Iconset: Arcade Saturdays Icons by MadScienceLabs How (165 icons)
AdvertisementArtist: MadScienceLabs How (How Bowers)License:
Free for non-commercial use.Commercial usage:
Not allowedReadme file: ReadMe.txt
The products or characters depicted in these icons are © by Respective Copyright Owners
Words from the Artist:
Note: Because of the source material, these icons will look better
on dark backgrounds
I'm having a really hard time writing an introduction to this set without
sounding too nostalgic. It seems kind of funny, but unless you were growing
up in the late '70s and early '80s you can't imagine the impact that video
games had on our childhood. Gen X may not know where it was when Kennedy
was shot, but we probably all remember where we used to go to play
At first, Pong and Breakout were the only games you could find, occasionally
at a local pizza parlor. When Space Invaders was released in 1979 you
started to see the games around more; when Asteroids was released you
started to see games everywhere.
I can't remember even going to an Arcade before 1980 (except for the
Penny Arcade at Walt Disney World, which at that time had an array
of mechanical games) but by that summer every kid in the neighborhood
was begging their parents for a ride to the local arcade.
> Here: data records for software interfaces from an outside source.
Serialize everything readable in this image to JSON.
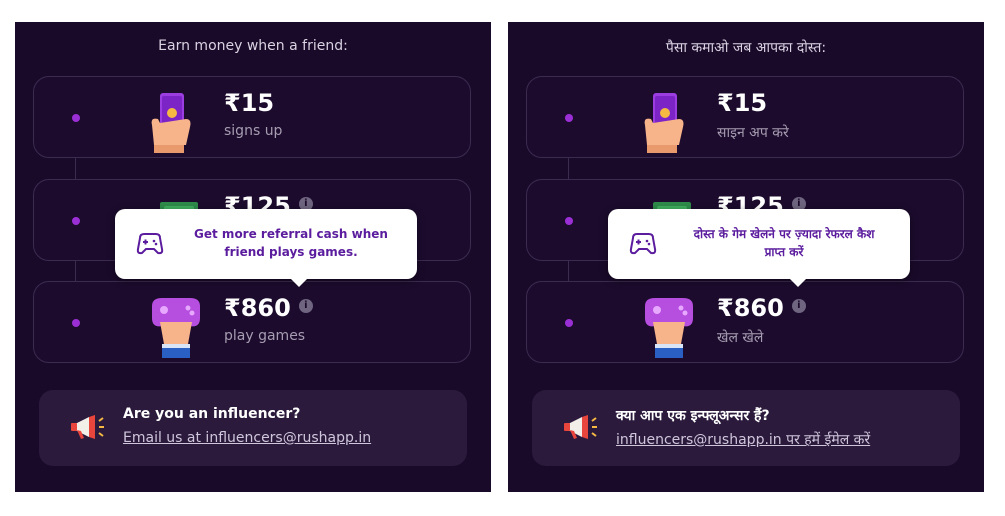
{
  "colors": {
    "panel_bg": "#1a0a2a",
    "accent": "#9b2fd6",
    "tooltip_text": "#5b1d9e",
    "card_border": "#3b2b4f"
  },
  "panels": [
    {
      "title": "Earn money when a friend:",
      "steps": [
        {
          "amount": "₹15",
          "label": "signs up",
          "icon": "phone-in-hand-icon"
        },
        {
          "amount": "₹125",
          "label": "",
          "icon": "cash-notes-icon"
        },
        {
          "amount": "₹860",
          "label": "play games",
          "icon": "game-controller-hand-icon"
        }
      ],
      "tooltip": {
        "line1": "Get more referral cash when",
        "line2": "friend plays games.",
        "icon": "gamepad-icon"
      },
      "influencer": {
        "title": "Are you an influencer?",
        "link": "Email us at influencers@rushapp.in",
        "icon": "megaphone-icon"
      }
    },
    {
      "title": "पैसा कमाओ जब आपका दोस्त:",
      "steps": [
        {
          "amount": "₹15",
          "label": "साइन अप करे",
          "icon": "phone-in-hand-icon"
        },
        {
          "amount": "₹125",
          "label": "",
          "icon": "cash-notes-icon"
        },
        {
          "amount": "₹860",
          "label": "खेल खेले",
          "icon": "game-controller-hand-icon"
        }
      ],
      "tooltip": {
        "line1": "दोस्त के गेम खेलने पर ज़्यादा रेफरल कैश",
        "line2": "प्राप्त करें",
        "icon": "gamepad-icon"
      },
      "influencer": {
        "title": "क्या आप एक इन्फ्लूअन्सर हैं?",
        "link": "influencers@rushapp.in पर हमें ईमेल करें",
        "icon": "megaphone-icon"
      }
    }
  ],
  "info_glyph": "i"
}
There we would
play Pac Man, Galaxian, and the countless bootleg and rip-off variations
the arcade owners hustled in to keep kids playing instead of just watching.
No arcade had every game you wanted to play, so you had to split your
time between the mall (or malls, since each one was different), your local
arcade (which for us was a small, trailer like building with a dirt parking
lot and wood siding), ice cream parlors/pizza places, and the local
convenience store. Only then could you play every game you liked. As the
games caught on giant arcades became more of the norm, and companies
with money combined large game rooms with mini-golf or go-kart racing.
In Orlando, where I grew up, there was a warehouse-sized game room
named "The Fun Machine" across town with 3 to 5 of each game so you
didn't have to line up the quarters in the slot where the games' backlit
title fit into the cabinet. It was like heaven. And 45-minute drive for my
parents. They were the best.
The really odd thing to me is that although most of the games we think
of as classics were all released about the same time, it seemed to take
forever between new machines back then. remember when Pole Position
and Centipede arrived at the local arcade. We couldn't believe our eyes.
The owners of the local arcade always put new games in a special place,
and whatever was there before got moved. Everytime a new game came
out, it had better graphics, sound, voices, cool controls, bonuses.
Then you waited a year for a watered-down version for your Atari 2600.
OK, enough nostalgia. Thanks to projects like MAME and shrinkwrapped
software like Microsoft Arcade and the Namco Classics series for
Playstation, you can play any of your old favorites any time you want.
It occured to me, during a heated game of Bosconian, that the designers
of these early games were the only people really pushing computer art
at the time. They faced a lot of constraints: limited palletes (usually of
16 colors), limited sprite sizes (often 16x16 pixels, which was then
doubled for display on the monitors)—hey, wait a minute, that sounds
just like the same limitations we icon artist face! These people laid the
groundwork for everything we do! They even had to create 8x8 'super-
mini' icons in some games to represent extra lives!
So in the spirit of those early days, and the designers, programmers,
and companies that brought us the games we treasure today, we
present this tribute to the very first icon designers; and to the
happiness, frustration, and inspiration their work brought us all.
BTW, the games were selected for the "iconability" and because they
were my favorites. That's why there's no Defender—too many buttons.
Is there a classic game you'd like to have icons for? Make your own,
Icons contained in set (165 icons)